24 January 2013 § Leave a Comment
Sous le ciel de Tampa Bay, there’s an accordion player playing by the pier. He strikes a discordant note.
Marcel Proust paints the experience of disorientation as waking up in absolute darkness and imagining the furniture to be in a variety of arrangements – is the dresser to your left under the red-curtained windows like that room where you slept in childhood, or is your wife’s vanity table over there at the foot of the bed like it was before you were divorced. Go to sleep some night with your head at the foot of the bed and hang up black-out curtains so that you awake in such a state. In search of lost time indeed.

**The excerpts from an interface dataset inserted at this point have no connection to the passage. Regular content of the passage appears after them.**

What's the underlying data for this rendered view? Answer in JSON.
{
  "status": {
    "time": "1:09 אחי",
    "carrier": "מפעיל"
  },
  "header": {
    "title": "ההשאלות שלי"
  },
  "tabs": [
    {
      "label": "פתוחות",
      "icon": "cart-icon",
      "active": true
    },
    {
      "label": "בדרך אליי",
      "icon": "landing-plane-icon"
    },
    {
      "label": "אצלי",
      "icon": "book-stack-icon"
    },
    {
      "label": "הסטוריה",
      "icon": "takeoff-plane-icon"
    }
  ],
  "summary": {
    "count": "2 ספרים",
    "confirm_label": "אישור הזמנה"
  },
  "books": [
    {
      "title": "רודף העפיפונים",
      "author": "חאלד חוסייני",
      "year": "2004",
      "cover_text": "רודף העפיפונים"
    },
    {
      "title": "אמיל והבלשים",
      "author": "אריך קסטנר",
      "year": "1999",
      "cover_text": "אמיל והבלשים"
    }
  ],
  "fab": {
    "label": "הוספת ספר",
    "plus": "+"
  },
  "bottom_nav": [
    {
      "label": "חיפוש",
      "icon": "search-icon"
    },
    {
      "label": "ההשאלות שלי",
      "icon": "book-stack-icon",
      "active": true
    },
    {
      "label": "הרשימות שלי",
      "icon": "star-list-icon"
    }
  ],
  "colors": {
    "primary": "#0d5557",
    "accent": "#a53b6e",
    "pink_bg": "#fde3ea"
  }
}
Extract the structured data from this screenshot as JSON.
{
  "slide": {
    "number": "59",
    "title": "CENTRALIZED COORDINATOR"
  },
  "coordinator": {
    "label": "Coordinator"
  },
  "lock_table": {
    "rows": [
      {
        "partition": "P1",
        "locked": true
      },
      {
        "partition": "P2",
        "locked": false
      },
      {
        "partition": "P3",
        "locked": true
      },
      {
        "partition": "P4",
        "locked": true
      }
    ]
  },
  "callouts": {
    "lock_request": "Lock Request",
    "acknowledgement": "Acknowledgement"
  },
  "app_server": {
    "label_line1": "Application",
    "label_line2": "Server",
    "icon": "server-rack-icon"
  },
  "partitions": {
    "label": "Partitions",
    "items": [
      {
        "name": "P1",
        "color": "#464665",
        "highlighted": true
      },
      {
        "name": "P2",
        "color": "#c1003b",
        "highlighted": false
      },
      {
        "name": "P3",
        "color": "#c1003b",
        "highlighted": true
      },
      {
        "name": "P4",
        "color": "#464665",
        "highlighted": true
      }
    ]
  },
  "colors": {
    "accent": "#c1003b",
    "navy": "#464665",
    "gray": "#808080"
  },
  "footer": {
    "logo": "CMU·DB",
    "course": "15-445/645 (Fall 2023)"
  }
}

Sometimes in the light of day, even sitting in a cafe near Tampa Bay, the same disorientation may arise. It’s less identifiable as disorientation since the ground beneath is still visible, but it’s the same thing. That you’ve been here before and a million places like it with a million people. That you thought these ambitions and worries all before. And that suddenly the wholeness of it overwhelms the particular of where you sit.
Am I at a cafe or all cafes?
Place has a hold on us like few things do, and it holds us more quietly than anything. I am where I tread and have trod, some culmination of footfall under forgotten skies. In a familiar place, it’s easy to forget that each step is new unless there’s an accordion player to remind you.